## Task objective
Each line from the one containing "Parse this screenshot: output" through the end of the data below is to be output verbatim, with no lines added or left out.

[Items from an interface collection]
◆ ◆ ◆ ◆

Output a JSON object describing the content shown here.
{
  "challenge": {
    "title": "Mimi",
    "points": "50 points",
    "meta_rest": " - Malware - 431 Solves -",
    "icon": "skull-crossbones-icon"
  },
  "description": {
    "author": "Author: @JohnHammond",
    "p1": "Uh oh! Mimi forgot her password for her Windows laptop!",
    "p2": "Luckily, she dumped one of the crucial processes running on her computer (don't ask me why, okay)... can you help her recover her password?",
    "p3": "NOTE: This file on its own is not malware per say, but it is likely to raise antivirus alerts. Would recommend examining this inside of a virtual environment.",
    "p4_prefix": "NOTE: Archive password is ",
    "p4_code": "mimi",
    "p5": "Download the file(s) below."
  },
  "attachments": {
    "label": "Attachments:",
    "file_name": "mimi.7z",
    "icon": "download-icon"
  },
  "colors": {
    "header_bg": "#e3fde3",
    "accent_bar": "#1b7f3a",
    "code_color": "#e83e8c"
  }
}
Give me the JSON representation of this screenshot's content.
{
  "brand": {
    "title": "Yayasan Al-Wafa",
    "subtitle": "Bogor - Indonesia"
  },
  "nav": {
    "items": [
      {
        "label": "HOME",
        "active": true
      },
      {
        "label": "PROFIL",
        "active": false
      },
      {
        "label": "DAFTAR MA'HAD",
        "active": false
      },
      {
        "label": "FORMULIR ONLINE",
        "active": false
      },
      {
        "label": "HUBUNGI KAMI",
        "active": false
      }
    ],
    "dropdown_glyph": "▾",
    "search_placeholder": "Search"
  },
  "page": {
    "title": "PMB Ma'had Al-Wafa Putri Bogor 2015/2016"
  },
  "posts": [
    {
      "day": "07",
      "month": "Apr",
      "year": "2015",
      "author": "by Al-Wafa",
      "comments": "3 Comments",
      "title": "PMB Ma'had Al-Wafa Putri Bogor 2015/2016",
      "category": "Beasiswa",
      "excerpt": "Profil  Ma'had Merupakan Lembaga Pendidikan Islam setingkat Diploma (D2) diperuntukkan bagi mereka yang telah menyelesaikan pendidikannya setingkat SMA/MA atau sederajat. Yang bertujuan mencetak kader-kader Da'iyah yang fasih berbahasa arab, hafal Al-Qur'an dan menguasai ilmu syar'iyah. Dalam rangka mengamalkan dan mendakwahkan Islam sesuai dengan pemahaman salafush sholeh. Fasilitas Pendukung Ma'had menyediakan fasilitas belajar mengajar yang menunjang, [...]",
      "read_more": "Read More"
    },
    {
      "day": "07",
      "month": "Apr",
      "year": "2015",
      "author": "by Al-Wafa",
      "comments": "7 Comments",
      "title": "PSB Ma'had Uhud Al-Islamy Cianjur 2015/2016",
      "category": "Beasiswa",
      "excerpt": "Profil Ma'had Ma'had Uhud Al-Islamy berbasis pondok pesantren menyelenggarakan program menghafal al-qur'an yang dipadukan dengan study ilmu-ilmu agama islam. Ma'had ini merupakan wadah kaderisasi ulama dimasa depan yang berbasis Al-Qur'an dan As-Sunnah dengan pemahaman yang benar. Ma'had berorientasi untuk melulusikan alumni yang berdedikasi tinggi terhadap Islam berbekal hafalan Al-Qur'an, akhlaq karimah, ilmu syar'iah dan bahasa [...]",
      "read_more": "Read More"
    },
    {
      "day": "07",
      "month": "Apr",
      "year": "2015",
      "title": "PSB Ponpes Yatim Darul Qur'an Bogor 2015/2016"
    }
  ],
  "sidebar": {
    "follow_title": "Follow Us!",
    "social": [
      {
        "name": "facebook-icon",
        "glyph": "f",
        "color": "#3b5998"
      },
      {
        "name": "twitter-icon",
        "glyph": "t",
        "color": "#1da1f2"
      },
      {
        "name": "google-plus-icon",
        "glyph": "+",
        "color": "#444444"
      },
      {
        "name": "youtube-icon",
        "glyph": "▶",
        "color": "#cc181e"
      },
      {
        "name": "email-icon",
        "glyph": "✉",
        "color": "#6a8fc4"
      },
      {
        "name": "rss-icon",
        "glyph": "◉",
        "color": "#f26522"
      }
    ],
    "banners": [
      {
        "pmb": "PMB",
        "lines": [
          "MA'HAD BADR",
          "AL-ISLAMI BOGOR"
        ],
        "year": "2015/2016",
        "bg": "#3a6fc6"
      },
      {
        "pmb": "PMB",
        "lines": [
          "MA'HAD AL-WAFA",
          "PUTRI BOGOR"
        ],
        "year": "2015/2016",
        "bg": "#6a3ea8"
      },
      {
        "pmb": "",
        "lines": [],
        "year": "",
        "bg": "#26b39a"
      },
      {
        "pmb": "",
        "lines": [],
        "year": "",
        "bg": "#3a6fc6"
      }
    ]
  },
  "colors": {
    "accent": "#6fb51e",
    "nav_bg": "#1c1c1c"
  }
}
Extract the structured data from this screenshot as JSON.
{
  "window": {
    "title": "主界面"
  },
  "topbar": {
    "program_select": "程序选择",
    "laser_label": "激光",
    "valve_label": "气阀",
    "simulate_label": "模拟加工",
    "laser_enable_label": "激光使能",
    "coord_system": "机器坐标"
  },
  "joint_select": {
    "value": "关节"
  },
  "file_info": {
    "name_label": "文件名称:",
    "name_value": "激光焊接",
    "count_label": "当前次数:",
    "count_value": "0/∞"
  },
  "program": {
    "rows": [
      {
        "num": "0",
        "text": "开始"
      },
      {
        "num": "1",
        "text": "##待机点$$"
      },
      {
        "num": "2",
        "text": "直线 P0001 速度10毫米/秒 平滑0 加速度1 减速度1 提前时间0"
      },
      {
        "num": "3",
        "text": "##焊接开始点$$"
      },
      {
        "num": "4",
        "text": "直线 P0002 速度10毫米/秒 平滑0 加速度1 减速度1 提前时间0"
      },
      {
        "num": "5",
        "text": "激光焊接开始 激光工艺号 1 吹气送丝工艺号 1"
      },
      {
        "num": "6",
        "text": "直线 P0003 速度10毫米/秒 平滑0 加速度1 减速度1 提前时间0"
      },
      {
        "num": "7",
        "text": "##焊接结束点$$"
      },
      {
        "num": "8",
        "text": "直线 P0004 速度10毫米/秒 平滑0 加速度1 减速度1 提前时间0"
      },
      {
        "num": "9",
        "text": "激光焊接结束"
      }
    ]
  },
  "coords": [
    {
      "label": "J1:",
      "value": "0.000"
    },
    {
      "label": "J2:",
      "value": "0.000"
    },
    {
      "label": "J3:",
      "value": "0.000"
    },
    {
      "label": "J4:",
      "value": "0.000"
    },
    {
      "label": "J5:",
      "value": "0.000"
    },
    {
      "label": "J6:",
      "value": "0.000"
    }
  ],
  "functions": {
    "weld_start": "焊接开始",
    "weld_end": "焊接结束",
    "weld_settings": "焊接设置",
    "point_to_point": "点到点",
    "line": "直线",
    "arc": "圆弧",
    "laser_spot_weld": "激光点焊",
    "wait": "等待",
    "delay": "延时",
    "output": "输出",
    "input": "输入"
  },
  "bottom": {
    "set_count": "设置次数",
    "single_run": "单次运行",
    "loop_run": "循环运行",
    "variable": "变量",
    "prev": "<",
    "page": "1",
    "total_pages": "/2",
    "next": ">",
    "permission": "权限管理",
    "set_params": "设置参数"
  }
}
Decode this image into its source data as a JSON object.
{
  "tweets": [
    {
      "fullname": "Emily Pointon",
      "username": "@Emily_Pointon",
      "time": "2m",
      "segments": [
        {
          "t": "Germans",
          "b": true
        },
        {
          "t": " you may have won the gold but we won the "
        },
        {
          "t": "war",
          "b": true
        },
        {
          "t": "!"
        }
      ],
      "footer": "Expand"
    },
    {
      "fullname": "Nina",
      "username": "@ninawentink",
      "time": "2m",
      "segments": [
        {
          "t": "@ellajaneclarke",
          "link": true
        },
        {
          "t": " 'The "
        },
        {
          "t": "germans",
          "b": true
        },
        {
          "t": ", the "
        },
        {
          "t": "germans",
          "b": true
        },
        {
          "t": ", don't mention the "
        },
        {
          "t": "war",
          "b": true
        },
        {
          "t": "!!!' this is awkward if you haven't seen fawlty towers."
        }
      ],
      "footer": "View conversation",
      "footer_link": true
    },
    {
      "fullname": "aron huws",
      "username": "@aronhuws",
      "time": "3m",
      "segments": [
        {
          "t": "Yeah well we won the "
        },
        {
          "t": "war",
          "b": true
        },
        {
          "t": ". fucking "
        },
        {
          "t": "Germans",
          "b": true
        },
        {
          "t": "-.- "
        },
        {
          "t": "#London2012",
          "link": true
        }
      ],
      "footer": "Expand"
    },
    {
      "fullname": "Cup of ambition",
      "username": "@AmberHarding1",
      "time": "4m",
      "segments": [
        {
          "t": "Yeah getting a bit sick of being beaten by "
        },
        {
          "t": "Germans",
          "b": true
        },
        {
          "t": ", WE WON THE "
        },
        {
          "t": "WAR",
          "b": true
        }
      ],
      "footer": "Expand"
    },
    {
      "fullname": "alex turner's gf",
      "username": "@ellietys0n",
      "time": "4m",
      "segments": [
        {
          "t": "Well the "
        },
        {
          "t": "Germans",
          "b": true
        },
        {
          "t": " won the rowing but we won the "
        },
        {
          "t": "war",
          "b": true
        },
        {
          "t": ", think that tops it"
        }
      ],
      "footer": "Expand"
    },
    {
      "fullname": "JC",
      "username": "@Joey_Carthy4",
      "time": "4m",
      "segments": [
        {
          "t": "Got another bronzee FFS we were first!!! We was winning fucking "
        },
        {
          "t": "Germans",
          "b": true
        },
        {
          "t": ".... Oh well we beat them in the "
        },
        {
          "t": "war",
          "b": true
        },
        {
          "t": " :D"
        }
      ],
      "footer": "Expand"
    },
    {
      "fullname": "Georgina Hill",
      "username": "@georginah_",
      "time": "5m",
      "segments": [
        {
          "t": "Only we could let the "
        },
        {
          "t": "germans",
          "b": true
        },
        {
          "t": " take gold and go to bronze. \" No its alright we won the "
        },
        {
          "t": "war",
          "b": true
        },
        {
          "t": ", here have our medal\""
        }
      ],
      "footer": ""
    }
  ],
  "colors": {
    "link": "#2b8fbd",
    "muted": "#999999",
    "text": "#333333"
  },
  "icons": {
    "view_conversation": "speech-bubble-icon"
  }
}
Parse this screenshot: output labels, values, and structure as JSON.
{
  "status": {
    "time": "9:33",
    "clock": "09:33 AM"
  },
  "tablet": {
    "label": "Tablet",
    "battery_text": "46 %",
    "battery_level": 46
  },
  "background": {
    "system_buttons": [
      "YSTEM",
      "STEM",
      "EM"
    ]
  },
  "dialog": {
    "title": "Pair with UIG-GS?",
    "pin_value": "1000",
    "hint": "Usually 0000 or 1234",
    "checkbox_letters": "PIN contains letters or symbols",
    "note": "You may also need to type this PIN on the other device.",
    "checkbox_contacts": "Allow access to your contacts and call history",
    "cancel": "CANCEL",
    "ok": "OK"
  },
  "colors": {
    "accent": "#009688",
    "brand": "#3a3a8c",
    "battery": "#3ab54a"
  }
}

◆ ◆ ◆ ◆

## Expected output
Parse this screenshot: output labels, values, and structure as JSON.
{
  "status": {
    "time": "9:33",
    "clock": "09:33 AM"
  },
  "tablet": {
    "label": "Tablet",
    "battery_text": "46 %",
    "battery_level": 46
  },
  "background": {
    "system_buttons": [
      "YSTEM",
      "STEM",
      "EM"
    ]
  },
  "dialog": {
    "title": "Pair with UIG-GS?",
    "pin_value": "1000",
    "hint": "Usually 0000 or 1234",
    "checkbox_letters": "PIN contains letters or symbols",
    "note": "You may also need to type this PIN on the other device.",
    "checkbox_contacts": "Allow access to your contacts and call history",
    "cancel": "CANCEL",
    "ok": "OK"
  },
  "colors": {
    "accent": "#009688",
    "brand": "#3a3a8c",
    "battery": "#3ab54a"
  }
}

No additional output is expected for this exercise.